* [About this task]:
Using the listing below, show all lines that hold the word "JSON".

==================================================

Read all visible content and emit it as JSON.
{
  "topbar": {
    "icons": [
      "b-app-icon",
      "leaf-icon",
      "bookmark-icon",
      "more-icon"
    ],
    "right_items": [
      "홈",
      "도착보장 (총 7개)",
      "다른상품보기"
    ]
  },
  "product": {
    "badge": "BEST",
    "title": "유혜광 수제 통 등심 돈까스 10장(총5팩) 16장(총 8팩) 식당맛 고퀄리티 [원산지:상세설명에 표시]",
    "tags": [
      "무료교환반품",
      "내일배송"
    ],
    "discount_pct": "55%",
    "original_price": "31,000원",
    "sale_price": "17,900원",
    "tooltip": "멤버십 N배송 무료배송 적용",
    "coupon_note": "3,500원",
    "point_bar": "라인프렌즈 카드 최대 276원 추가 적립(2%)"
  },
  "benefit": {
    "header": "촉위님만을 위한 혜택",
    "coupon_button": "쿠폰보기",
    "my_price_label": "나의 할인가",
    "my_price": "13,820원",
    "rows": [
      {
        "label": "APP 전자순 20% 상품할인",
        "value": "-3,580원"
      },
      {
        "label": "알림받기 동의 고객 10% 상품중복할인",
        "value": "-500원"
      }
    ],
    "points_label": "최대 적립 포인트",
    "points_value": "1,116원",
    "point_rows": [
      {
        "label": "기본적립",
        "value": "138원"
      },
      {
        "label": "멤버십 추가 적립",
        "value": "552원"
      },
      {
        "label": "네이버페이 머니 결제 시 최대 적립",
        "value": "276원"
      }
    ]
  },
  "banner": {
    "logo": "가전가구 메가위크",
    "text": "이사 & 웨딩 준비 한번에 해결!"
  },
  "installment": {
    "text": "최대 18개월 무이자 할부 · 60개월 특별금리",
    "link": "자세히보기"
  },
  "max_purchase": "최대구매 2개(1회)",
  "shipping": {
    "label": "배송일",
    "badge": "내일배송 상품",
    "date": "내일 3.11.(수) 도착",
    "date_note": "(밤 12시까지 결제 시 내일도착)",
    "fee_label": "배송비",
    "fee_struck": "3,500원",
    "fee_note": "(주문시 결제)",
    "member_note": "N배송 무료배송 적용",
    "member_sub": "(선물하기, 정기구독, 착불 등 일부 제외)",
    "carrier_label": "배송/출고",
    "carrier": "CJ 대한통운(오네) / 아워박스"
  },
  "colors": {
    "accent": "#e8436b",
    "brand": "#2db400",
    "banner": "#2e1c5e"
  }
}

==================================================

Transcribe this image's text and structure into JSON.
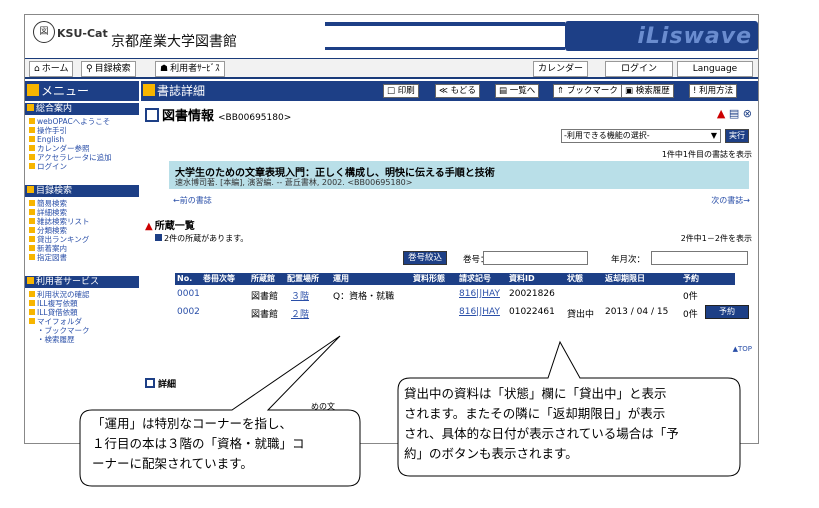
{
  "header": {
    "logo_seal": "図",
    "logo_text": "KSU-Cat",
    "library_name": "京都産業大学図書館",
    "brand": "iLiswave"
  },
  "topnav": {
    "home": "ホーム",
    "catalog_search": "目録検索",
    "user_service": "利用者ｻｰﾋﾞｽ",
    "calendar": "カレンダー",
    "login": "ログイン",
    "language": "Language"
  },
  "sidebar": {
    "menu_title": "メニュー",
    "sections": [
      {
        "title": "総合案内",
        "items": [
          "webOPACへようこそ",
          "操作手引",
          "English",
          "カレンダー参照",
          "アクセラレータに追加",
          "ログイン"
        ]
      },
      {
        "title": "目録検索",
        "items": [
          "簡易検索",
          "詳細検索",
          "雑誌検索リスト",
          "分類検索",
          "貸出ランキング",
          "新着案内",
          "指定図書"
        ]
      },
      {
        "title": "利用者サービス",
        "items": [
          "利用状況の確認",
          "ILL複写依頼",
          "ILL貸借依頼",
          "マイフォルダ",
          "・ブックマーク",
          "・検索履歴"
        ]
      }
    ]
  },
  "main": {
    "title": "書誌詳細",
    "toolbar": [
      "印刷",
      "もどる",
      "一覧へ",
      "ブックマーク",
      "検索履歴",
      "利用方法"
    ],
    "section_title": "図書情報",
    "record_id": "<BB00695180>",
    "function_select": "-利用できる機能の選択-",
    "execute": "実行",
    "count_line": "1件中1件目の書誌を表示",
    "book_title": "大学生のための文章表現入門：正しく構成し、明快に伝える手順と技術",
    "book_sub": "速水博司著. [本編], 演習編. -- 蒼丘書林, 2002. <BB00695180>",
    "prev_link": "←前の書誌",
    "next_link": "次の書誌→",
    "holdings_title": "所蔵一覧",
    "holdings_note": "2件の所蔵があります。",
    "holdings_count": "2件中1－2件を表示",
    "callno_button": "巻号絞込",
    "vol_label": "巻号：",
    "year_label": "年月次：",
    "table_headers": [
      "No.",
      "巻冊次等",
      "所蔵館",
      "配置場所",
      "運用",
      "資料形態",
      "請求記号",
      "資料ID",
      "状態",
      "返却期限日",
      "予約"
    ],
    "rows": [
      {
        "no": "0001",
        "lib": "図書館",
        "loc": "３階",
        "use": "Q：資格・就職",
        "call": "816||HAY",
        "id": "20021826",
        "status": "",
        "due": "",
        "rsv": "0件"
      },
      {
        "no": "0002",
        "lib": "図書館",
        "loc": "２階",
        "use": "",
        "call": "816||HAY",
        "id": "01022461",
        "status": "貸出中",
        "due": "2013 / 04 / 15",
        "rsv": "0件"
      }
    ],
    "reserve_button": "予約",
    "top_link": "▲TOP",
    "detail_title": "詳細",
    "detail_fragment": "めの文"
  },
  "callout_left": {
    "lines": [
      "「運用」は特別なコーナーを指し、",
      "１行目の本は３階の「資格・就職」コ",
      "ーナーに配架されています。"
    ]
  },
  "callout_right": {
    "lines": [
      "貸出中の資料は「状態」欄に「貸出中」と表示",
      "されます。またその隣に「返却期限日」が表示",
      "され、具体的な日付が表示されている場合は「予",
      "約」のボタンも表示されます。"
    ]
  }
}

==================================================

* [Exercise result]:
Read all visible content and emit it as JSON.
Transcribe this image's text and structure into JSON.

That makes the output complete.